    bread chunks
    sweetener of your choice (optional)
    coarsely chopped apple, peeling optional
    raisins (optional but delightful when plumped up in equal amount of water, microwave for 1 min.), other dried fruits would be great, just pick one and make it a star!
    chopped unsalted nuts
    cinnamon
    nutmeg (optional)
    water or soy or other non-dairy mylk (usually enough to make all ingredients hold together, not so much that you can wring it out, though) added bit by bit until right consistency is achieved, add spices to liquids before adding to bread to aid in distribution

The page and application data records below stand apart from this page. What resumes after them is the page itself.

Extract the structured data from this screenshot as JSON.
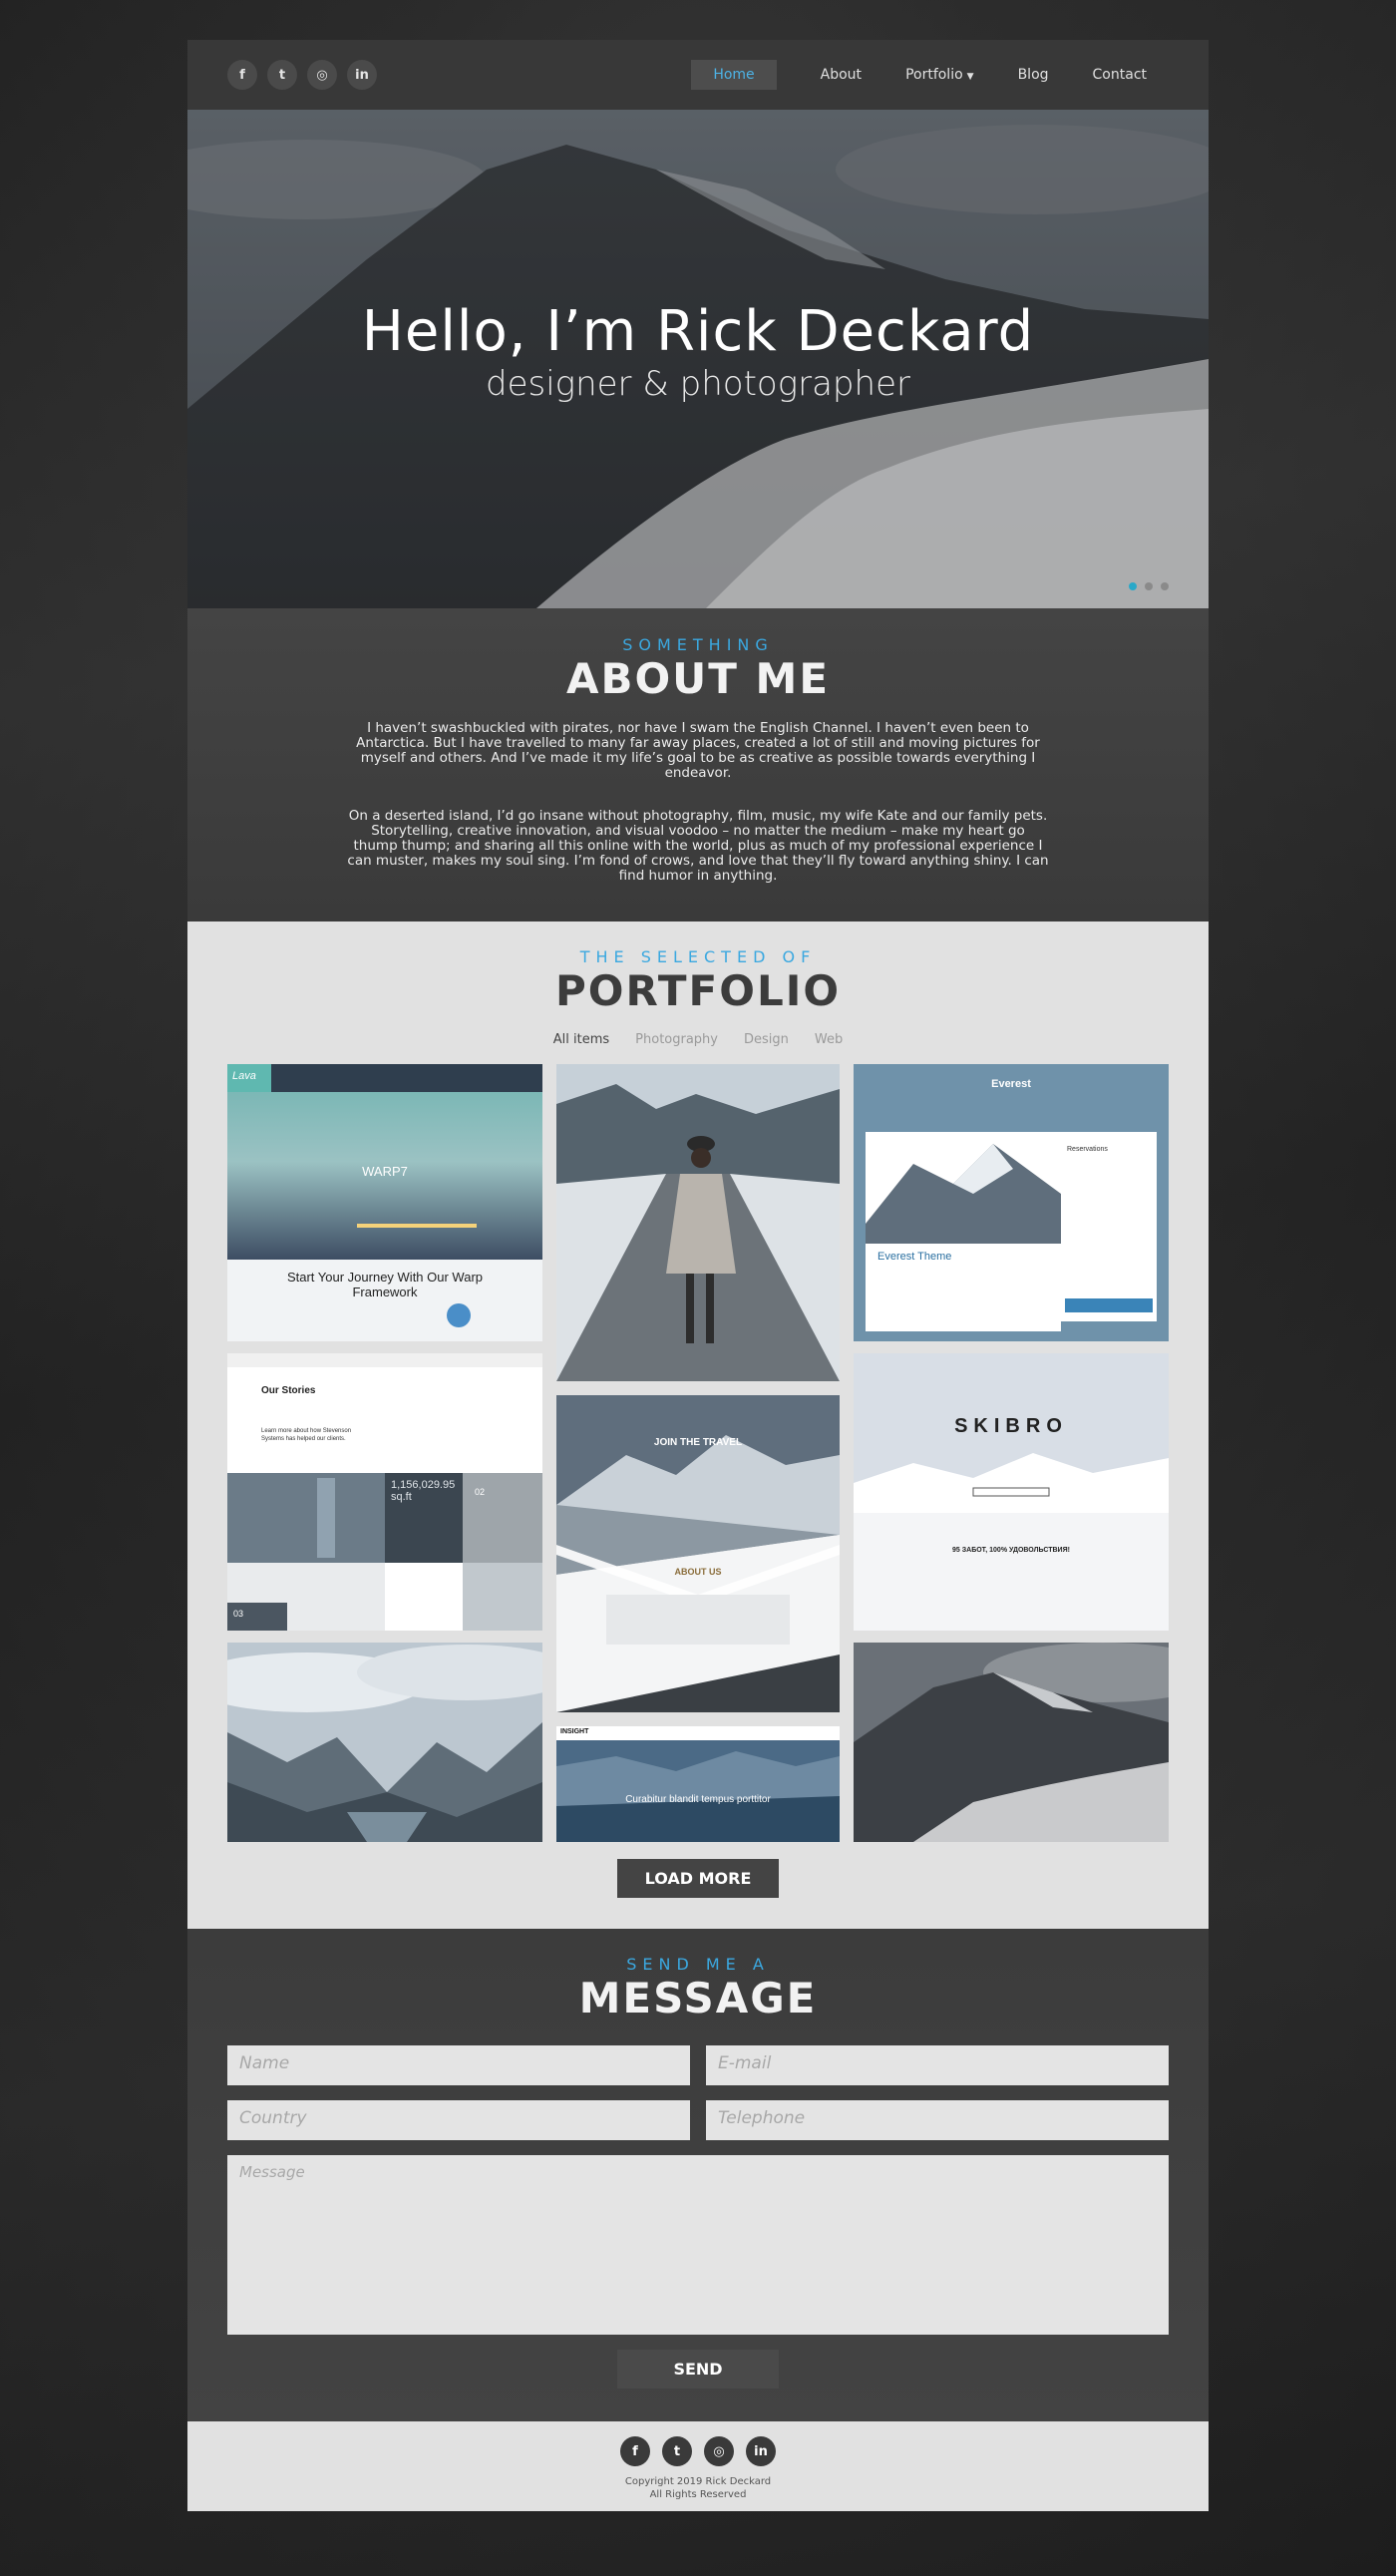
{
  "nav": {
    "socials": [
      {
        "icon": "facebook-icon",
        "glyph": "f"
      },
      {
        "icon": "twitter-icon",
        "glyph": "t"
      },
      {
        "icon": "instagram-icon",
        "glyph": "◎"
      },
      {
        "icon": "linkedin-icon",
        "glyph": "in"
      }
    ],
    "items": [
      {
        "label": "Home"
      },
      {
        "label": "About"
      },
      {
        "label": "Portfolio"
      },
      {
        "label": "Blog"
      },
      {
        "label": "Contact"
      }
    ],
    "active_color": "#4db3e6"
  },
  "hero": {
    "title": "Hello, I’m Rick Deckard",
    "subtitle": "designer & photographer",
    "slides_total": 3,
    "slide_active": 1,
    "dot_active_color": "#2aa8c8"
  },
  "about": {
    "eyebrow": "SOMETHING",
    "title": "ABOUT ME",
    "p1": "I haven’t swashbuckled with pirates, nor have I swam the English Channel. I haven’t even been to Antarctica. But I have travelled to many far away places, created a lot of still and moving pictures for myself and others. And I’ve made it my life’s goal to be as creative as possible towards everything I endeavor.",
    "p2": "On a deserted island, I’d go insane without photography, film, music, my wife Kate and our family pets. Storytelling, creative innovation, and visual voodoo – no matter the medium – make my heart go thump thump; and sharing all this online with the world, plus as much of my professional experience I can muster, makes my soul sing. I’m fond of crows, and love that they’ll fly toward anything shiny. I can find humor in anything."
  },
  "portfolio": {
    "eyebrow": "THE SELECTED OF",
    "title": "PORTFOLIO",
    "filters": [
      {
        "label": "All items"
      },
      {
        "label": "Photography"
      },
      {
        "label": "Design"
      },
      {
        "label": "Web"
      }
    ],
    "tiles": {
      "warp": {
        "logo": "Lava",
        "brand": "WARP7",
        "caption": "Start Your Journey With Our Warp Framework"
      },
      "stories": {
        "title": "Our Stories",
        "tagline": "Learn more about how Stevenson Systems has helped our clients.",
        "stat": "1,156,029.95 sq.ft",
        "badge": "02",
        "badge2": "03"
      },
      "everest": {
        "logo": "Everest",
        "heading": "Everest Theme",
        "panel_title": "Reservations"
      },
      "skibro": {
        "logo": "SKIBRO",
        "tagline": "95 ЗАБОТ, 100% УДОВОЛЬСТВИЯ!"
      },
      "travel": {
        "heading": "JOIN THE TRAVEL",
        "about": "ABOUT US"
      },
      "insight": {
        "logo": "INSIGHT",
        "caption": "Curabitur blandit tempus porttitor"
      }
    },
    "load_more": "LOAD MORE"
  },
  "message": {
    "eyebrow": "SEND ME A",
    "title": "MESSAGE",
    "fields": {
      "name": "Name",
      "email": "E-mail",
      "country": "Country",
      "telephone": "Telephone",
      "message": "Message"
    },
    "send": "SEND"
  },
  "footer": {
    "copyright": "Copyright 2019 Rick Deckard",
    "rights": "All Rights Reserved"
  },
  "colors": {
    "accent": "#3ba8e0",
    "dark": "#3c3c3c",
    "light": "#e1e1e1"
  }
}
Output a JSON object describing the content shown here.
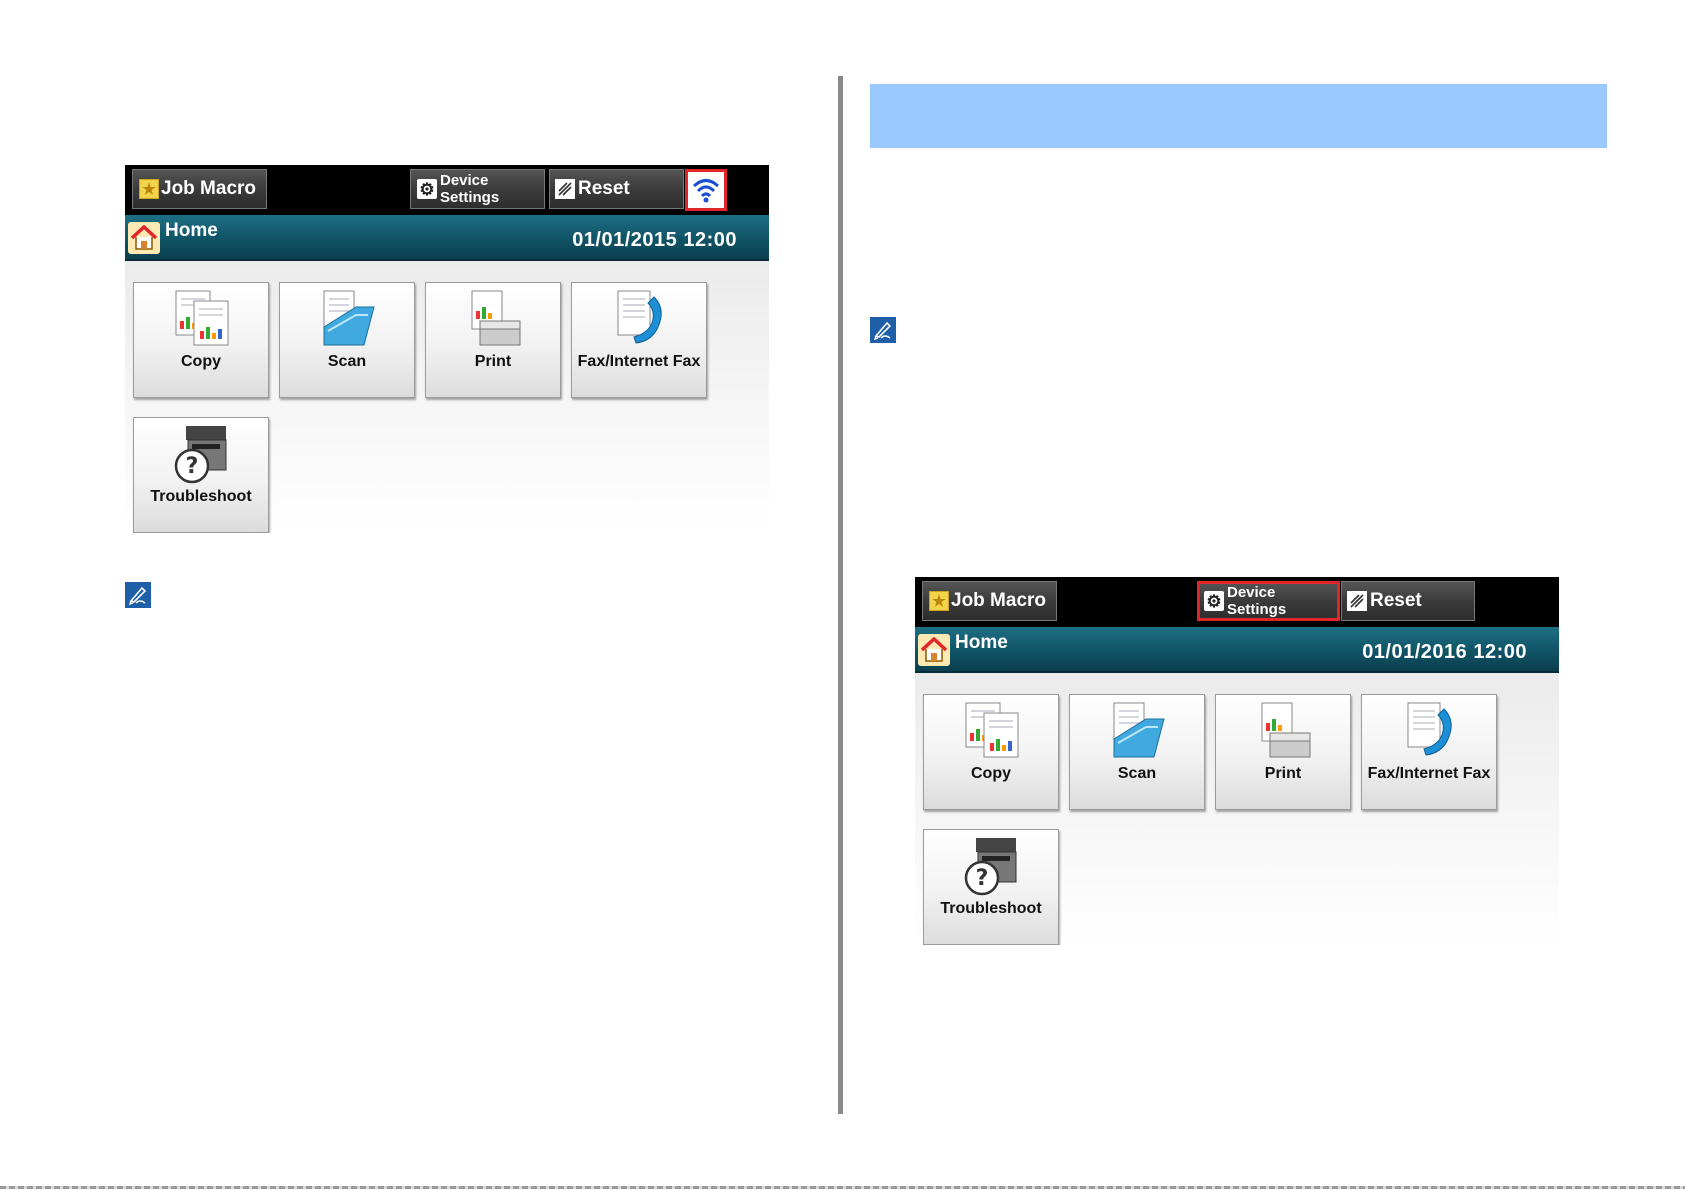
{
  "panels": [
    {
      "top_bar": {
        "job_macro_label": "Job Macro",
        "device_settings_label": "Device\nSettings",
        "reset_label": "Reset",
        "wireless_highlighted": true,
        "device_settings_highlighted": false
      },
      "home_bar": {
        "title": "Home",
        "datetime": "01/01/2015 12:00"
      },
      "tiles": [
        {
          "label": "Copy",
          "icon": "copy-icon"
        },
        {
          "label": "Scan",
          "icon": "scan-icon"
        },
        {
          "label": "Print",
          "icon": "print-icon"
        },
        {
          "label": "Fax/Internet Fax",
          "icon": "fax-icon"
        },
        {
          "label": "Troubleshoot",
          "icon": "troubleshoot-icon"
        }
      ]
    },
    {
      "top_bar": {
        "job_macro_label": "Job Macro",
        "device_settings_label": "Device\nSettings",
        "reset_label": "Reset",
        "wireless_highlighted": false,
        "device_settings_highlighted": true
      },
      "home_bar": {
        "title": "Home",
        "datetime": "01/01/2016 12:00"
      },
      "tiles": [
        {
          "label": "Copy",
          "icon": "copy-icon"
        },
        {
          "label": "Scan",
          "icon": "scan-icon"
        },
        {
          "label": "Print",
          "icon": "print-icon"
        },
        {
          "label": "Fax/Internet Fax",
          "icon": "fax-icon"
        },
        {
          "label": "Troubleshoot",
          "icon": "troubleshoot-icon"
        }
      ]
    }
  ],
  "colors": {
    "highlight": "#e0262a",
    "home_bar": "#0f5163",
    "banner": "#99c9ff",
    "note_icon": "#1f5fa8"
  }
}
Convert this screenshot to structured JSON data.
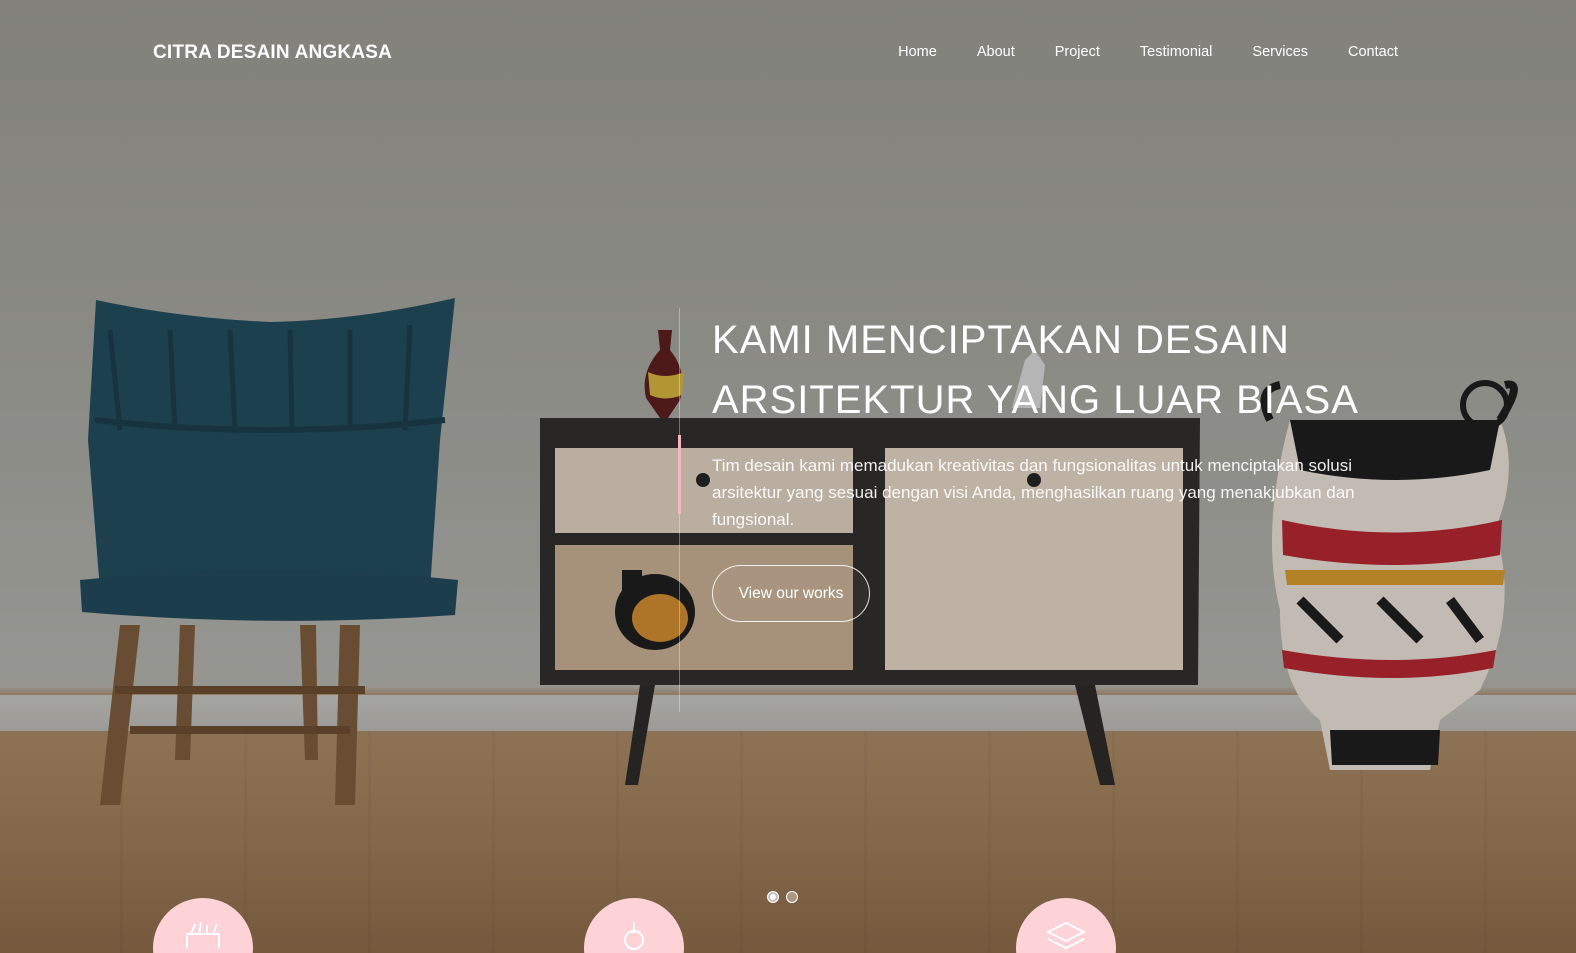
{
  "brand": {
    "name": "CITRA DESAIN ANGKASA"
  },
  "nav": {
    "items": [
      {
        "label": "Home"
      },
      {
        "label": "About"
      },
      {
        "label": "Project"
      },
      {
        "label": "Testimonial"
      },
      {
        "label": "Services"
      },
      {
        "label": "Contact"
      }
    ]
  },
  "hero": {
    "headline_line1": "KAMI MENCIPTAKAN DESAIN",
    "headline_line2": "ARSITEKTUR YANG LUAR BIASA",
    "lead": "Tim desain kami memadukan kreativitas dan fungsionalitas untuk menciptakan solusi arsitektur yang sesuai dengan visi Anda, menghasilkan ruang yang menakjubkan dan fungsional.",
    "cta_label": "View our works"
  },
  "slider": {
    "slides": 2,
    "active": 1
  },
  "features": {
    "icons": [
      "design-tools-icon",
      "lightbulb-icon",
      "layers-icon"
    ]
  },
  "colors": {
    "accent": "#f7b7c2",
    "feature_bg": "#fdd3d8",
    "text": "#ffffff"
  }
}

    I mix all of this by hand in an extra large bowl (usually placed in the sink since it is more ergonomic for me) and then pour into a large rectangle baking dish which I spray with a tiny amount of oil to keep from sticking. I am aiming for a very low oil diet; so if you aren’t, adding more fat to this recipe will work fine. If adding fat, I would melt and mix with liquid then pour into dry bread to make sure evenly incorporated. Top with finely ground nuts or coconut flakes can be added, too. Bake in oven at 375 until apple chunks are fork tender and top is golden. Store leftovers covered and in fridge. If you have caramel sauce on hand, a drizzle on your portion after baking is a delight.

    Serve hot in bowl with extra soy mylk on side and extra sweetener if desired.

  2. Hi!
    I read you put bread in the freezer in a cloth bag. What kind of cloth? Doesn’t it "smell" of freezer afterwards?
    Thanks!

  3. I always grind stale bread or buns (there is always one or two leftover after burgers) into crumbs in the food processor and keep it in a container in the freezer. Then whenever I am making a recipe that requires bread crumbs I scoop that amount out.

  4. I must admit, I am just pouring over your blog. I have been on a slow road to zero waste for a little while now without even realizing it. But I was so happy to see french toast on this one. It’s a personal favorite of mine. My husband is French and I recently realized that in french they call it Pain Perdu which means "the lost bread". I thought you might appreciate that.